Speech analytics help you develop a better understanding of the processes in your contact center. Thanks to advances in the field it has the ability to drill down deeper into conversations. Better conversation transcription, sentiment analysis, real-time analysis, and collaboration with artificial intelligence (AI) make it an indispensable tool.
Speech analytics gives you the ability to provide objective, personalized, and productive training sessions. It’s the perfect tool to coach your best contact center agents.
Always provide specific examples during training sessions
Specific examples solidify your feedback and make for a more objective training session. Being able to point to specific instances of what needs improvement will help you make your coaching clear and personal.
Speech analytics allows you to pull from practically any conversation your agents have had with your customers. In your lessons you can utilize:
- Conversations specific to the agent you are coaching
- Conversations that demonstrate the skill you are teaching
- Conversations that demonstrate what not to do.
It is important to remember that reinforcing positive behaviors can be just as effective as dissuading negative ones.
Use sentiment analysis for “temperature checks”
Emotional intelligence is a soft skill most effectively acquired through practice. With the help of AI, speech analytics can perform sentiment analysis on each conversation.
Your coaching sessions get a boost when you can highlight points in the conversation that are examples of how to practice:
- Active listening
Practicing soft skills is easier than ever with real-time coaching. You can use speech analytics to assess sentiment and coach your agents as each call happens. Screen pops can prompt your agents to:
- pause and repeat your customers’ questions (active listening)
- acknowledge your customers’ situation (empathy)
- find meaning in their words (context)
Speech analytics can also add a realistic element to role-playing. Using actual conversations as the basis for these exercises, your agents can practice empathy. Acting on the other end of the conversation they gain perspective into what your customers experience. It can also help them in determining context in future conversations.
Tailor each coaching session to agent skill level and development needs
Coaching your agents is by no means one size fits all. If your coaching approach is the same for each agent, you might end up working on skills they already have. Worse, you could miss opportunities to teach skills they lack.
Speech analytics allow you to tease out the nitty-gritty details of skills that need improvement. Training sessions can address each of their personal shortcomings. Agents that are made to sit through training sessions that teach them skills they have already mastered lose interest and stagnate. Personalized coaching sessions keep your agents focused and eager to make improvements to their performances.
Automated scorecards foster objectivity

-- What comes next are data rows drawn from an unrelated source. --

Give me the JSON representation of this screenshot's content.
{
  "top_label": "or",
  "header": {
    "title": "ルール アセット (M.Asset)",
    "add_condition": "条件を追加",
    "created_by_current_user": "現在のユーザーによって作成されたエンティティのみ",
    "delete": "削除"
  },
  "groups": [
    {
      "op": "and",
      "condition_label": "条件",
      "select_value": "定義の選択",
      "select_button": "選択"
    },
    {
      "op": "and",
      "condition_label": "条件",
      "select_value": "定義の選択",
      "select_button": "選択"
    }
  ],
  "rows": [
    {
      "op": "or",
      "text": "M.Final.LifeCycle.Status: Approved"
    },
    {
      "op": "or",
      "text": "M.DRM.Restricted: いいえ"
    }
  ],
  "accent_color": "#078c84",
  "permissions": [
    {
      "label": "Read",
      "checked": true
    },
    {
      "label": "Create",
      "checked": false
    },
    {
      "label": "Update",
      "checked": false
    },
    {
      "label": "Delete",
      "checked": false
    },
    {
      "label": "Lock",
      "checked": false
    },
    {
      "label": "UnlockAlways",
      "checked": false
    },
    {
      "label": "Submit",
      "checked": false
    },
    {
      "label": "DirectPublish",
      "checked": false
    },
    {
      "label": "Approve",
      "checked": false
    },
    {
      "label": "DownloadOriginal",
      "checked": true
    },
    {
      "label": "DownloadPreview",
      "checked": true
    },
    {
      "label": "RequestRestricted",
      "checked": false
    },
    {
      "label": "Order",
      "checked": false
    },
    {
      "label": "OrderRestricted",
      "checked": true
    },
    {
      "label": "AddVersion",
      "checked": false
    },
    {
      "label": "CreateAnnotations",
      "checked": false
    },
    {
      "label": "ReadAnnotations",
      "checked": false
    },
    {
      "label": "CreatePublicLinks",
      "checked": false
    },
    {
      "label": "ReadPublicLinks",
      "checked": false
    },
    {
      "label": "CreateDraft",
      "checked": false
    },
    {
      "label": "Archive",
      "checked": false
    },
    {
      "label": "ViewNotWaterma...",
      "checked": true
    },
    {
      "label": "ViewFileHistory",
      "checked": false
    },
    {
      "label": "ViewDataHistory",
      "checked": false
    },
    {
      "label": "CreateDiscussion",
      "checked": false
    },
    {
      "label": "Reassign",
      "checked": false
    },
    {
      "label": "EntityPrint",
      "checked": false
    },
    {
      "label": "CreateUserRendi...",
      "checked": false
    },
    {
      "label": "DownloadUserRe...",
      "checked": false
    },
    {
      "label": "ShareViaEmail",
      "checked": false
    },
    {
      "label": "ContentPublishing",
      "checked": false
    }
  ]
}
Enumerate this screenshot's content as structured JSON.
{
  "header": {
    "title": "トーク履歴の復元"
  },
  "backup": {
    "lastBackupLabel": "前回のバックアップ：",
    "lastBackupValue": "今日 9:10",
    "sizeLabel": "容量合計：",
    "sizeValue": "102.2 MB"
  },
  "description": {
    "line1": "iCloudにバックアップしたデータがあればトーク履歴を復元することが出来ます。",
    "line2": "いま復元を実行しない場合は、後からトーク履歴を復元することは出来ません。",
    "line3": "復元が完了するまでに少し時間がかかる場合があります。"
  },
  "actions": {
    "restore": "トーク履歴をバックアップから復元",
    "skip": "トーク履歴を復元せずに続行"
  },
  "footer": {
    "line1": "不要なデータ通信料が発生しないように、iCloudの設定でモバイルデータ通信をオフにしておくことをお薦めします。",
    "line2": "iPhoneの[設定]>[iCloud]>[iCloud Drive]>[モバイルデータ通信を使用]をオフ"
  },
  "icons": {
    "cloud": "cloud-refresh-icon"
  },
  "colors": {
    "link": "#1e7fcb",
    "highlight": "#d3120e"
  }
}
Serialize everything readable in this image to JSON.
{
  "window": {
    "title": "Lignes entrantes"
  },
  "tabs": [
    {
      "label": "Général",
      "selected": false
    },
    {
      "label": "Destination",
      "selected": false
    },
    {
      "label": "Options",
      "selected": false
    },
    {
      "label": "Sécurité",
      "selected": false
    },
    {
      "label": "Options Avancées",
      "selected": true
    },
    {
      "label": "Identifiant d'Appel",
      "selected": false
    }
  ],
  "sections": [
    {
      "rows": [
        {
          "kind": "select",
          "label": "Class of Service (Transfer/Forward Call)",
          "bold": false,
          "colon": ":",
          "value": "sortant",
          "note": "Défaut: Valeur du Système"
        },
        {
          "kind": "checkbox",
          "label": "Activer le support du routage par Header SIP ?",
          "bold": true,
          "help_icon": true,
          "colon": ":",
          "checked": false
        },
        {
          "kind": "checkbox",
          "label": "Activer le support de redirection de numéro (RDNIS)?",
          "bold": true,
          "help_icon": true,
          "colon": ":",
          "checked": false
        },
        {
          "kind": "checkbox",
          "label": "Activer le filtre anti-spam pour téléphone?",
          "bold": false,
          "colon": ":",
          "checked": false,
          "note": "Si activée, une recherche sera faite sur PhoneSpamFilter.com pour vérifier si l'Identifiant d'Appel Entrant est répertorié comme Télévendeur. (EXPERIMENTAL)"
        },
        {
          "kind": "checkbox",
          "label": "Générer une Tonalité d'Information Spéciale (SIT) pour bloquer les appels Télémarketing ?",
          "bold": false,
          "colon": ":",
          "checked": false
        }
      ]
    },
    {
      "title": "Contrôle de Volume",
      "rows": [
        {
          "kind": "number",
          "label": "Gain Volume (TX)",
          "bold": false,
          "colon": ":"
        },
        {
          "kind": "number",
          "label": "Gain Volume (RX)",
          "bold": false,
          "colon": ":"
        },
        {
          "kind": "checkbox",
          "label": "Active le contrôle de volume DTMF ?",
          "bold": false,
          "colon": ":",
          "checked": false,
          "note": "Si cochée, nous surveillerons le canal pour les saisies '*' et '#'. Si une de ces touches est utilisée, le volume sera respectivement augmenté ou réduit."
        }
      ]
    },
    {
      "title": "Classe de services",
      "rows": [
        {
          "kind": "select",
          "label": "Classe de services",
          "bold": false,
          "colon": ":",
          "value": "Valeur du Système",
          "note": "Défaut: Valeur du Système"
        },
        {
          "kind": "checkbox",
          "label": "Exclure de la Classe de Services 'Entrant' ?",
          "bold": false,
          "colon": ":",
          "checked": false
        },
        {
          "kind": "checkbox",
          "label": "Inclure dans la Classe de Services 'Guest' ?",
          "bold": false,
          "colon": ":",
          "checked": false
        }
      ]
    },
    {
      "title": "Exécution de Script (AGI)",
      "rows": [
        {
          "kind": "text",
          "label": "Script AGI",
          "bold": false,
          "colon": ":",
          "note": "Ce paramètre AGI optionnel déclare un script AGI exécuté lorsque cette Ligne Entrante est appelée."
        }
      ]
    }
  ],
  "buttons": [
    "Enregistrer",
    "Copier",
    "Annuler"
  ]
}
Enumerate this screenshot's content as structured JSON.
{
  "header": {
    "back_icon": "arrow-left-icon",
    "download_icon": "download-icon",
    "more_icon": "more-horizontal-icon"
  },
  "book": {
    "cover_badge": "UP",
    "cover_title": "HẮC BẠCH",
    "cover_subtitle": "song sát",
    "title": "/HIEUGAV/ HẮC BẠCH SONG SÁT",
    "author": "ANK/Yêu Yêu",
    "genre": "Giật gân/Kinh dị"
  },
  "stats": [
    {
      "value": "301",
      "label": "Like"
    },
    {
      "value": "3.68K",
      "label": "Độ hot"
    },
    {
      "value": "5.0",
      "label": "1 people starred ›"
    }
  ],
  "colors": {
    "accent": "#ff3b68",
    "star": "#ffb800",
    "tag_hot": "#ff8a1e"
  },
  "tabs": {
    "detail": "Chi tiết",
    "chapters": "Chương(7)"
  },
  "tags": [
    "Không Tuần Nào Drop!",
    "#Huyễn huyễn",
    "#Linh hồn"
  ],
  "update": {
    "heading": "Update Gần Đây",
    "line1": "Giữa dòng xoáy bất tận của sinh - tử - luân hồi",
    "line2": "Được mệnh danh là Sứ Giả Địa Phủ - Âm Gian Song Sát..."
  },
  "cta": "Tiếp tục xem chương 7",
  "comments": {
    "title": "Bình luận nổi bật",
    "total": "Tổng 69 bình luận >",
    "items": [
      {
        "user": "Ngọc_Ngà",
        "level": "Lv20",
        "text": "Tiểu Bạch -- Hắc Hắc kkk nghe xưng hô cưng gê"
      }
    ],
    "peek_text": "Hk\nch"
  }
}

Automated scorecards are another tool that helps you conduct an objective and successful coaching session. With the help of AI-enhanced speech analytics, you can pick out key phrases, words, and other indicators of performance. Agents receive scores based on their ability to use targeted language throughout a call.
Scorecards can be tailored to whatever skills agents might be working on. You can track improvement and find out what kind of contextual triggers make it difficult for agents to hit their marks.
Scorecards allow you to assign numbers to agents’ abilities with regard to compliance and quality.
Set goals incremental, achievable goals
It’s important that each coaching session ends with setting goals for the next time you meet. It provides meaning to coaching sessions and indicates you are invested in agents’ development.
If agents are working on high-level skills, determining whether or not agents meet their goals can be difficult.
Speech analytics lets us measure what was once hard to quantify. Sentiment analysis and automated scorecards paint a picture of how your agents progress.
The goals should also come with positive reinforcement. Screen pops can provide encouragement when your agents demonstrate behavior that shows they are working on improving the skills they need.
Continuous learning is essential for growth. Speech analytics gives you the tools you need to keep your agents interested and engaged in the learning process.